Far from it. Tracks such as "Hamoa Beach" that start out acoustically develop into sonically overdriven forays into margin-challenging guitar pyrotechnics.
Instead, there is an atmospheric, floating, dreamy quality to its sophisticated verse structure that never leaves out the end-of-line hook.
There are strange sounds in its background that sound like a cembalom or hammered dulcimer chiming above the rest of the instruments, and a simple organ line that shimmers underneath it all. The bridge changes the nature of the entire track, Gomez pretends to let the tension out of the bag for a short bit and enters into dissonant interplay between drums and detuned guitars.
The album almost whispers to a close on "Don't Make Me Laugh," where a gentle country groove unhurriedly glides in and offers the singer a breezy How We Operate by Gomez. The songwriting centers on generally strong melodies, but this most American-sounding of British groups neither benefits from the additional attention called to the lyrics nor offers consistently interesting arrangements to support them. The band's triple-guitar lineup gets craziest on "Cry on Demand" Opening line: "I wish I could cry on demand boo hoo boo hoo" , turning some otherwise ho-hum verses about an ambiguous Las Vegas mishap into a weirdly see-sawing splatterfest; they also take the two most disjointed, non-rhyming lines and try to make them into a chorus, which doesn't work so well.

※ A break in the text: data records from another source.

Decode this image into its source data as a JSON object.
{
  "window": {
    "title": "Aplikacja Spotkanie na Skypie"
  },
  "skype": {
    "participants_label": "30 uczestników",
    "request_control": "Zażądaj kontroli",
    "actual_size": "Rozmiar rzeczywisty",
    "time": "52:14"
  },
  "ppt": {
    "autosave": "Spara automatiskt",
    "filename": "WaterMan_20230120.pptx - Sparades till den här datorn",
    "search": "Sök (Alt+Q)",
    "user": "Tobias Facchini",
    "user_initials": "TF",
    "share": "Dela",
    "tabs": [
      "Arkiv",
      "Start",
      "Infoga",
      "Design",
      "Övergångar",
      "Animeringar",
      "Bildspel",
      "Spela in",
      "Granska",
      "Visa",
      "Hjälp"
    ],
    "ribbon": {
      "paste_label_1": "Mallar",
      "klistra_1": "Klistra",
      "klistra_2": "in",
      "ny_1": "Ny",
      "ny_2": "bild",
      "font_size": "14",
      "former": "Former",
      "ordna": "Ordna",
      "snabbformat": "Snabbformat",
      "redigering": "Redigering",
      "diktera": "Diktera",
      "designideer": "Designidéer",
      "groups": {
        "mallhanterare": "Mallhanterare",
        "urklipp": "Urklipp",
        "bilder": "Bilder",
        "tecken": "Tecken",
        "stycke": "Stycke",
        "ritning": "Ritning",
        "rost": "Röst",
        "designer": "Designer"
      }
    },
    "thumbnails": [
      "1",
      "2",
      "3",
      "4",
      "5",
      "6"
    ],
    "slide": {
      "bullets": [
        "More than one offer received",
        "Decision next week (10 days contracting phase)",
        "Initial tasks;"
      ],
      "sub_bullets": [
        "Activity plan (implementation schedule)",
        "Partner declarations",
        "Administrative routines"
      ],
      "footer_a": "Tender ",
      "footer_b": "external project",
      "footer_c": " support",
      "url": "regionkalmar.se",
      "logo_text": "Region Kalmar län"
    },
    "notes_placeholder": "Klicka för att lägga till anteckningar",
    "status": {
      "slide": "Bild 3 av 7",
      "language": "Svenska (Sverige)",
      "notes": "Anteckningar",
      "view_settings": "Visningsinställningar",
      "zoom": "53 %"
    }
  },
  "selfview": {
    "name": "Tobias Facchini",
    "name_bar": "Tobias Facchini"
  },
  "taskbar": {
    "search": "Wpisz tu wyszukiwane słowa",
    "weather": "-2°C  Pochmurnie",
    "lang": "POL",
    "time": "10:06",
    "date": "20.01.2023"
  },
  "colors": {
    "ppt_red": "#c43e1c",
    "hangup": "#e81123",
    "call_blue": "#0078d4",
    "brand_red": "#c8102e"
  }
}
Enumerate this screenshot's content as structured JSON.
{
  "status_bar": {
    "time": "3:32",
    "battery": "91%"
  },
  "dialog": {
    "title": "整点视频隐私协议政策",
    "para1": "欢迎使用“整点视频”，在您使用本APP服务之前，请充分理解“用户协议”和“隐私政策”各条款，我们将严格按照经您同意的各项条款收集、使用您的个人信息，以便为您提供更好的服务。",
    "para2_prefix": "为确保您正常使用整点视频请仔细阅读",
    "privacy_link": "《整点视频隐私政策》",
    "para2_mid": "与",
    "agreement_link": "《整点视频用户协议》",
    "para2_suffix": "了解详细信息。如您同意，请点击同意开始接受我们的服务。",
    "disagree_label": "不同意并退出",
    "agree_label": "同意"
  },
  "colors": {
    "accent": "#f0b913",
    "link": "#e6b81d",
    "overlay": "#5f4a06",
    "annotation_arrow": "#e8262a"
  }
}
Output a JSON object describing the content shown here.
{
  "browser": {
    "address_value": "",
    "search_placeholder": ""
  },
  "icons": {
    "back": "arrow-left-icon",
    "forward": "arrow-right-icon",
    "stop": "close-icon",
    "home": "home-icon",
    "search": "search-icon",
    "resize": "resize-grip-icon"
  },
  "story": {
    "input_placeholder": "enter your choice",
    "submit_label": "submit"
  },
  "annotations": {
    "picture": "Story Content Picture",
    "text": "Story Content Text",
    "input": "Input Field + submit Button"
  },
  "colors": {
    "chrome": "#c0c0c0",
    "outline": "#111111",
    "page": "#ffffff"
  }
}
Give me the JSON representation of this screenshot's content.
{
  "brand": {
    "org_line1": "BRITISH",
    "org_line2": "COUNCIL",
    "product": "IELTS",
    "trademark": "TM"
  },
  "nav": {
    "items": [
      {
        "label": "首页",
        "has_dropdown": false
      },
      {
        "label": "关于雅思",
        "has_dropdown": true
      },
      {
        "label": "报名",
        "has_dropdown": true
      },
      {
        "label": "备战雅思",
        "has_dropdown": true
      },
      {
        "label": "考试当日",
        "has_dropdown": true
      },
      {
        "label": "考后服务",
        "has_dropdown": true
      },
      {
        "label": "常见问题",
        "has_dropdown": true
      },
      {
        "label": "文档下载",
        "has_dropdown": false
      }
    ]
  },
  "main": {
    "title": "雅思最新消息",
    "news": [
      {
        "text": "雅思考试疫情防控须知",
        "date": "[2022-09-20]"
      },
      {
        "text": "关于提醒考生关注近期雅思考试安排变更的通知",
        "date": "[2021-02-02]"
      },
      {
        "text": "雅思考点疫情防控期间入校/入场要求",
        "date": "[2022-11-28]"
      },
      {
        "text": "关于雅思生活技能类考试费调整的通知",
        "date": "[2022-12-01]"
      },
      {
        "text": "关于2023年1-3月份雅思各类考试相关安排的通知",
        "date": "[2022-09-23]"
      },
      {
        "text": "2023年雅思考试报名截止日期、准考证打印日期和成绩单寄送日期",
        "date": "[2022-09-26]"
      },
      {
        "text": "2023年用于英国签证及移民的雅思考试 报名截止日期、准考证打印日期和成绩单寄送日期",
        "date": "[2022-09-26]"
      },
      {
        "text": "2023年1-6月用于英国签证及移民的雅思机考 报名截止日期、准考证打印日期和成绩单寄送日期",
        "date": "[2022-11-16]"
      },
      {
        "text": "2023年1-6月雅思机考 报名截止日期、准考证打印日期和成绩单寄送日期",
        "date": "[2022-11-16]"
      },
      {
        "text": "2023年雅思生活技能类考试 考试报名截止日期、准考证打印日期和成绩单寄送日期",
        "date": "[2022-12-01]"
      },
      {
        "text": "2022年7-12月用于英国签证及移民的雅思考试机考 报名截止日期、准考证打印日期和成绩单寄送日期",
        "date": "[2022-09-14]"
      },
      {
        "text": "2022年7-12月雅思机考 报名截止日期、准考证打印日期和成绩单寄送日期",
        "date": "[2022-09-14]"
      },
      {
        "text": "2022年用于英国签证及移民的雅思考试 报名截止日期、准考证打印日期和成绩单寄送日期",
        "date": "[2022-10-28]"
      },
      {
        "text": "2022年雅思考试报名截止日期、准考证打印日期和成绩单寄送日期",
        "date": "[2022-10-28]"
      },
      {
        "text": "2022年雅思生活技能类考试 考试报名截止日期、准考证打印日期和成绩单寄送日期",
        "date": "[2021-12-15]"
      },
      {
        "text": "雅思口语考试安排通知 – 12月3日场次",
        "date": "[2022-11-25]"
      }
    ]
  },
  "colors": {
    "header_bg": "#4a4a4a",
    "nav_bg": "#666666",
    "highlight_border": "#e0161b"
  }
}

Gomez 's adherence to the principles of good songwriting craft -- melody, harmony, rhythm, and lyrical economy -- serves them, and ultimately the listener, in spades. This is not some weepy, introspective sheaf of tunes that are full of overburdened metaphors stretched to the breaking point. The opener, "Notice," begins quietly and unhurriedly, with an acoustic guitar, a whispering bassline, and a brushed snare, as the vocalist tells an expressionistic story about opportunity, wasted, grasped, reckoned with in both life and love, with lies told, ignored in denial, and forgotten.
The electric guitars kick in on the chorus, and the drums begin to pop. The verse is repeated and eventually comes to a ringing series of crescendos that are restrained yet powerful enough to hold the listener in its grip.
One can also hear an optimistic Jay Farrar in here. The bright, down-home acoustic guitars, the "sha-la-la" chorus, the exhortation to go out and get more from life, and the gorgeous meld of electric guitars and backing vocals are simply a joy to listen to. This doesn't mean there aren't rockers here. Far from it. Tracks such as "Hamoa Beach" that start out acoustically develop into sonically overdriven forays into margin-challenging guitar pyrotechnics. Instead, there is an atmospheric, floating, dreamy quality to its sophisticated verse structure that never leaves out the end-of-line hook.
There are strange sounds in its background that sound like a cembalom or hammered dulcimer chiming above the rest of the instruments, and a simple organ line that shimmers underneath it all. Thursday 4 June Friday 5 June Saturday 6 June Sunday 7 June Monday 8 June Tuesday 9 June Monday 15 June Tuesday 16 June Wednesday 17 June Friday 19 June Saturday 20 June Sunday 21 June Monday 22 June Tuesday 23 June Wednesday 24 June Thursday 25 June Friday 26 June Saturday 27 June Sunday 28 June Monday 29 June Tuesday 30 June Wednesday 1 July Thursday 2 July Friday 3 July Saturday 4 July Sunday 5 July Monday 6 July Tuesday 7 July Wednesday 8 July Thursday 9 July Friday 10 July Saturday 11 July Sunday 12 July Monday 13 July Tuesday 14 July Wednesday 15 July Thursday 16 July Friday 17 July Saturday 18 July Sunday 19 July Monday 20 July Tuesday 21 July This article does not cite any sources.
Please help improve this article by adding citations to reliable sources. Unsourced material may be challenged and removed. Gomez Gil Norton.Watch the video for Hamoa Beach from Gomez's How We Operate for free, and see the artwork, lyrics and similar artists. Their first album, Bring It On, won the Mercury Music Prize in The genesis of Gomez was the meeting of four friends from Southport.